Plastic Bag Waste in the Oceans
Over three trillion single use plastic bags are produced every year. Much of them find their way into our oceans. A large majority of these bags are made of polyethlene (PE). Polyethylene is a strong plastic that takes decades to break down. But it may be that the lowly wax worm can offer a solution to this massive problem.
Wax worms are commercially grown as food for humans in areas where meat is not readily available. They are used as well as live food for terrarium pets and some birds. However, most people will recognize them as food for captive reptiles such as bearded dragons, geckos, chameleons, turtles and hedgehogs, etc. Additionally, they are used as bait by anglers who refer to them as waxies. They are high in fat content, easy to breed and can survive for weeks at low temperatures.
Greater Wax Moth
However, an accidental discovery may help scientists find a remedy to all that PE waste. Scientist and beekeeper, Federica Bertocchini, from the Institute of Bio-medicine and Biotechnology of Cantabria in Spain was tending her bees in her backyard. She had cleaned out a hive that was infested with wax worms and put the debris in a plastic bag. Shortly after she saw that the plastic bag was full of holes. The wax worms had escaped.

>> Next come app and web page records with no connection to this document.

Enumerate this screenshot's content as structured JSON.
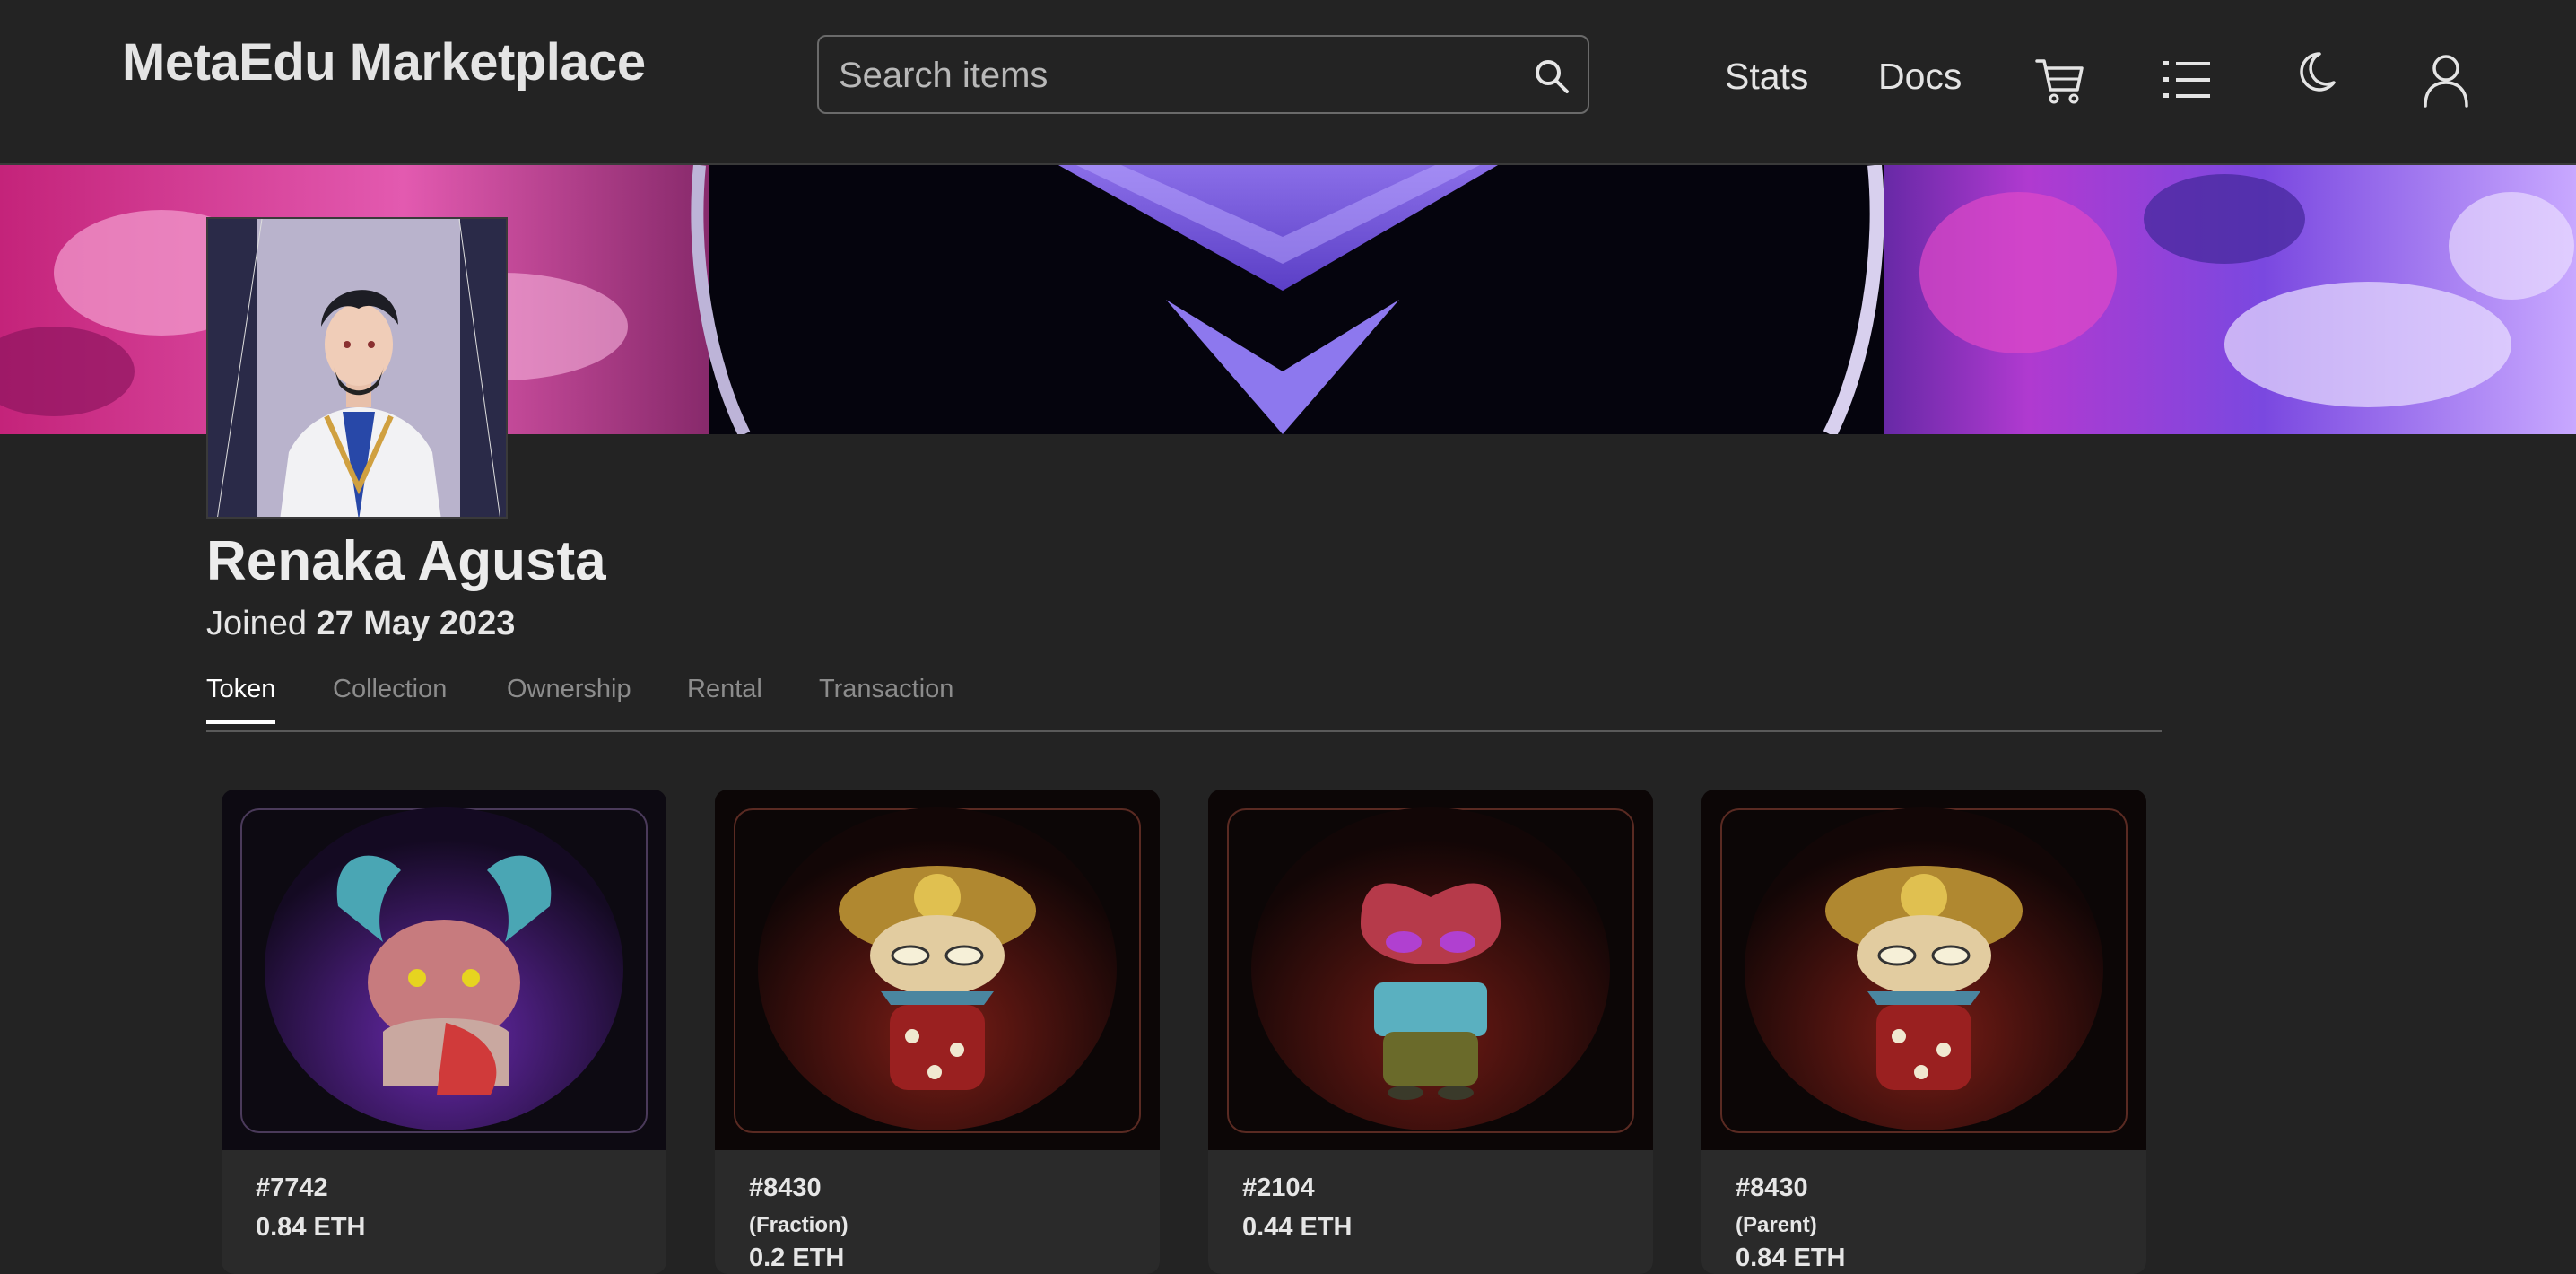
{
  "navbar": {
    "brand": "MetaEdu Marketplace",
    "search_placeholder": "Search items",
    "links": [
      "Stats",
      "Docs"
    ],
    "icons": [
      "search-icon",
      "cart-icon",
      "list-icon",
      "moon-icon",
      "user-icon"
    ]
  },
  "profile": {
    "name": "Renaka Agusta",
    "joined_prefix": "Joined",
    "joined_date": "27 May 2023"
  },
  "tabs": [
    {
      "label": "Token",
      "active": true
    },
    {
      "label": "Collection",
      "active": false
    },
    {
      "label": "Ownership",
      "active": false
    },
    {
      "label": "Rental",
      "active": false
    },
    {
      "label": "Transaction",
      "active": false
    }
  ],
  "cards": [
    {
      "id": "#7742",
      "subtitle": "",
      "price": "0.84 ETH",
      "theme": "purple"
    },
    {
      "id": "#8430",
      "subtitle": "(Fraction)",
      "price": "0.2 ETH",
      "theme": "red"
    },
    {
      "id": "#2104",
      "subtitle": "",
      "price": "0.44 ETH",
      "theme": "red"
    },
    {
      "id": "#8430",
      "subtitle": "(Parent)",
      "price": "0.84 ETH",
      "theme": "red"
    }
  ],
  "colors": {
    "background": "#232323",
    "card_info": "#2a2a2a",
    "text": "#e6e6e6",
    "tab_inactive": "#8c8c8c"
  }
}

So, were the wax worms just chewing through the plastic bag or were they actually eating it and breaking it down chemically in their guts? Bertocchini and her team decided to test the alternatives. They ground up some wax worms and spread the resulting pulp on a polyethylene bag. The PE bag degraded. Clearly a chemical reaction was going on and not just a physical breakdown.
Polyethylene into Glycol

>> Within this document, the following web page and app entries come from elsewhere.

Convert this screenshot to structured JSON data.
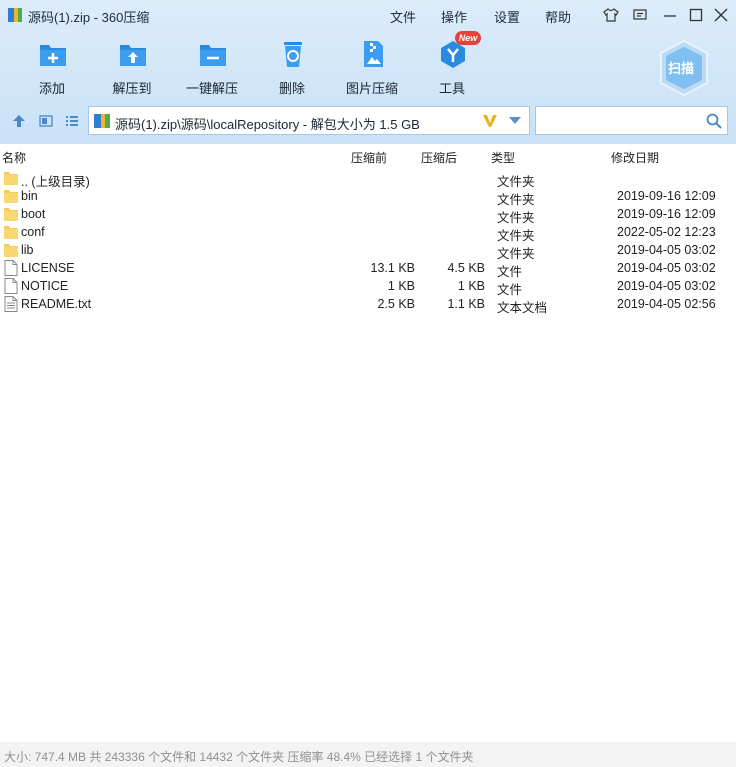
{
  "window": {
    "title": "源码(1).zip - 360压缩"
  },
  "menu": {
    "file": "文件",
    "operate": "操作",
    "settings": "设置",
    "help": "帮助"
  },
  "toolbar": {
    "add": "添加",
    "extract_to": "解压到",
    "one_click": "一键解压",
    "delete": "删除",
    "image_compress": "图片压缩",
    "tools": "工具",
    "tools_badge": "New"
  },
  "scan": {
    "label": "扫描"
  },
  "address": {
    "path": "源码(1).zip\\源码\\localRepository - 解包大小为 1.5 GB"
  },
  "search": {
    "placeholder": "",
    "value": ""
  },
  "columns": {
    "name": "名称",
    "before": "压缩前",
    "after": "压缩后",
    "type": "类型",
    "date": "修改日期"
  },
  "files": [
    {
      "name": ".. (上级目录)",
      "before": "",
      "after": "",
      "type": "文件夹",
      "date": "",
      "icon": "folder"
    },
    {
      "name": "bin",
      "before": "",
      "after": "",
      "type": "文件夹",
      "date": "2019-09-16 12:09",
      "icon": "folder"
    },
    {
      "name": "boot",
      "before": "",
      "after": "",
      "type": "文件夹",
      "date": "2019-09-16 12:09",
      "icon": "folder"
    },
    {
      "name": "conf",
      "before": "",
      "after": "",
      "type": "文件夹",
      "date": "2022-05-02 12:23",
      "icon": "folder"
    },
    {
      "name": "lib",
      "before": "",
      "after": "",
      "type": "文件夹",
      "date": "2019-04-05 03:02",
      "icon": "folder"
    },
    {
      "name": "LICENSE",
      "before": "13.1 KB",
      "after": "4.5 KB",
      "type": "文件",
      "date": "2019-04-05 03:02",
      "icon": "file"
    },
    {
      "name": "NOTICE",
      "before": "1 KB",
      "after": "1 KB",
      "type": "文件",
      "date": "2019-04-05 03:02",
      "icon": "file"
    },
    {
      "name": "README.txt",
      "before": "2.5 KB",
      "after": "1.1 KB",
      "type": "文本文档",
      "date": "2019-04-05 02:56",
      "icon": "text-file"
    }
  ],
  "status": {
    "text": "大小: 747.4 MB 共 243336 个文件和 14432 个文件夹 压缩率 48.4% 已经选择 1 个文件夹"
  },
  "colors": {
    "accent": "#2a8ae0",
    "toolbar_bg": "#d3e7f9",
    "folder": "#f5cc57",
    "new_badge": "#e8413a"
  }
}
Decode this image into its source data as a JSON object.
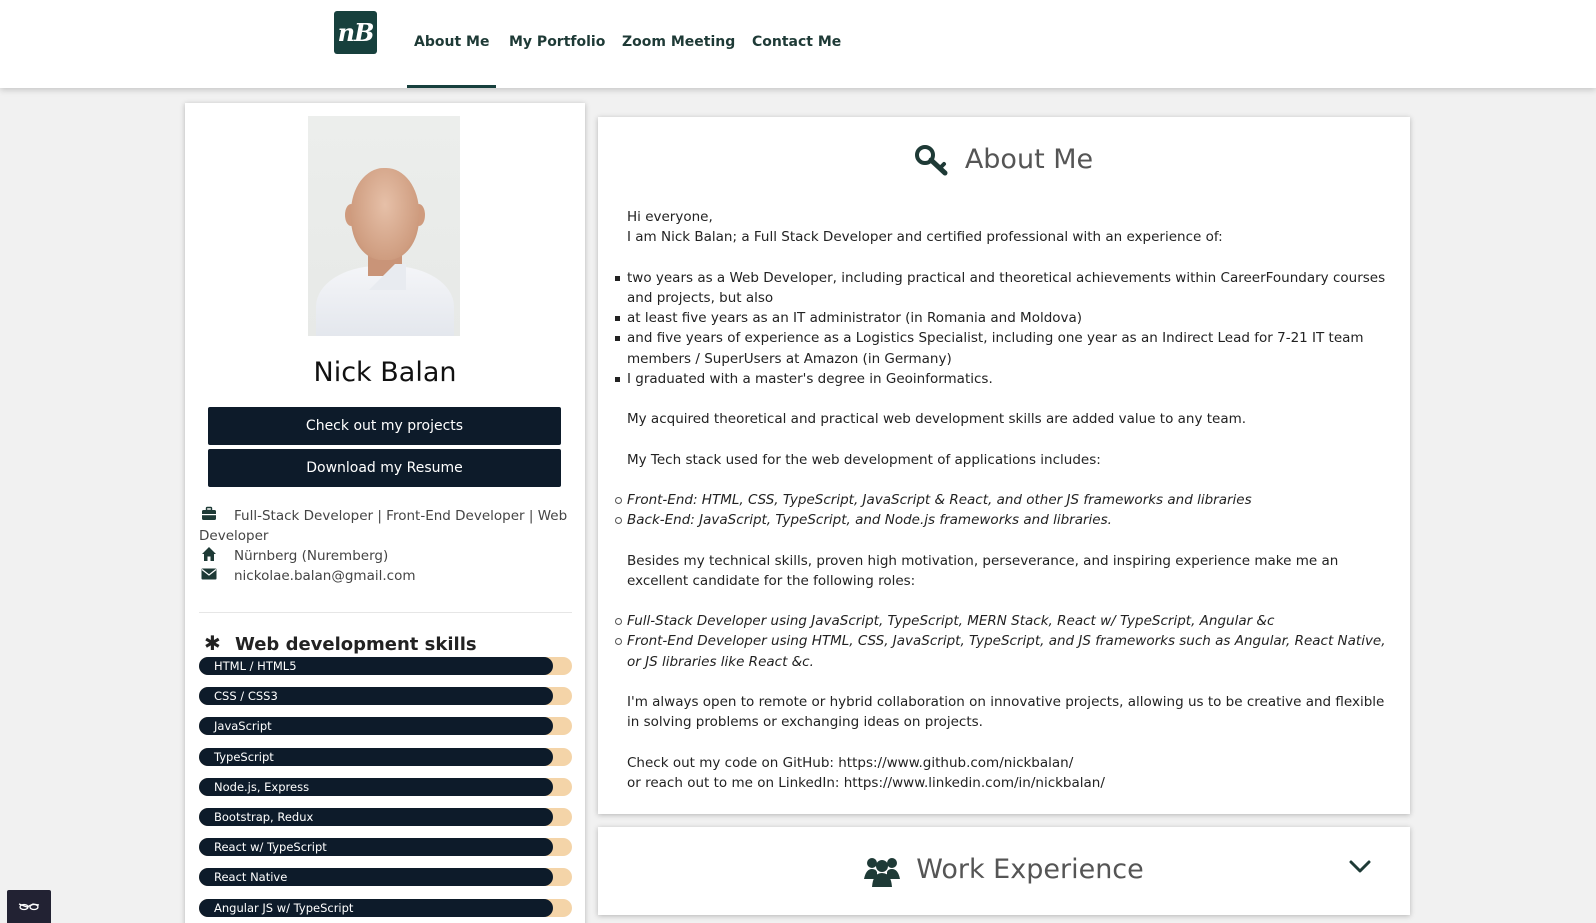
{
  "nav": {
    "logo_text": "nB",
    "items": [
      "About Me",
      "My Portfolio",
      "Zoom Meeting",
      "Contact Me"
    ],
    "active": "About Me"
  },
  "profile": {
    "name": "Nick Balan",
    "buttons": [
      "Check out my projects",
      "Download my Resume"
    ],
    "role_line1": "Full-Stack Developer | Front-End Developer | Web",
    "role_line2": "Developer",
    "location": "Nürnberg (Nuremberg)",
    "email": "nickolae.balan@gmail.com",
    "icons": [
      "briefcase-icon",
      "home-icon",
      "envelope-icon",
      "asterisk-icon"
    ]
  },
  "skills": {
    "title": "Web development skills",
    "items": [
      {
        "label": "HTML / HTML5",
        "level": 0.95
      },
      {
        "label": "CSS / CSS3",
        "level": 0.95
      },
      {
        "label": "JavaScript",
        "level": 0.95
      },
      {
        "label": "TypeScript",
        "level": 0.95
      },
      {
        "label": "Node.js, Express",
        "level": 0.95
      },
      {
        "label": "Bootstrap, Redux",
        "level": 0.95
      },
      {
        "label": "React w/ TypeScript",
        "level": 0.95
      },
      {
        "label": "React Native",
        "level": 0.95
      },
      {
        "label": "Angular JS w/ TypeScript",
        "level": 0.95
      }
    ]
  },
  "about": {
    "title": "About Me",
    "greeting": "Hi everyone,",
    "intro": "I am Nick Balan; a Full Stack Developer and certified professional with an experience of:",
    "experience": [
      "two years as a Web Developer, including practical and theoretical achievements within CareerFoundary courses and projects, but also",
      "at least five years as an IT administrator (in Romania and Moldova)",
      "and five years of experience as a Logistics Specialist, including one year as an Indirect Lead for 7-21 IT team members / SuperUsers at Amazon (in Germany)",
      "I graduated with a master's degree in Geoinformatics."
    ],
    "skills_value": "My acquired theoretical and practical web development skills are added value to any team.",
    "stack_intro": "My Tech stack used for the web development of applications includes:",
    "stack": [
      "Front-End: HTML, CSS, TypeScript, JavaScript & React, and other JS frameworks and libraries",
      "Back-End: JavaScript, TypeScript, and Node.js frameworks and libraries."
    ],
    "roles_intro": "Besides my technical skills, proven high motivation, perseverance, and inspiring experience make me an excellent candidate for the following roles:",
    "roles": [
      "Full-Stack Developer using JavaScript, TypeScript, MERN Stack, React w/ TypeScript, Angular &c",
      "Front-End Developer using HTML, CSS, JavaScript, TypeScript, and JS frameworks such as Angular, React Native, or JS libraries like React &c."
    ],
    "collab": "I'm always open to remote or hybrid collaboration on innovative projects, allowing us to be creative and flexible in solving problems or exchanging ideas on projects.",
    "github": "Check out my code on GitHub: https://www.github.com/nickbalan/",
    "linkedin": "or reach out to me on LinkedIn: https://www.linkedin.com/in/nickbalan/"
  },
  "work": {
    "title": "Work Experience"
  },
  "colors": {
    "brand": "#17403d",
    "button": "#0d1b2a",
    "skill_track": "#f4d4a8"
  }
}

The wax worm were actually changing the polyethylene into glycol, a liquid. Glycol is an alcohol. Thus the experiment showed that the polyethylene could be broken down into another material.
Enzyme in the Gut of Wax Worms
It is not clear how the wax moth chemically breaks down the plastic. Wax worms like to live in beehives where they survive on wax and honey. Both beeswax and polyethylene have strong carbon bonds. It is possible it is not the worm itself that causes the material to biodegrade but an enzyme in the gut of wax worms..
Another group of scientists at Brandon University in Manitoba, Canada concluded that the micro-organisms in their guts did allow the wax worms to “ingest and metabolize” polyethylene at an impressive rate. Furthermore, the researchers found that wax worms could survive on a sole diet of polyethylene. The scientists dubbed them “plastivores.”
Releasing live wax worms on plastic waste is not a viable solution. Wax worms are pests that like to feed on honey combs endangering bees and the crops and plants bees pollinate. And then what will do we do with all that glycol they might produce? Researchers are looking for ways to harness the gut bacteria to develop products or by-products that can be used to efficiently breakdown plastics. Therefore whole live organisms would not be required.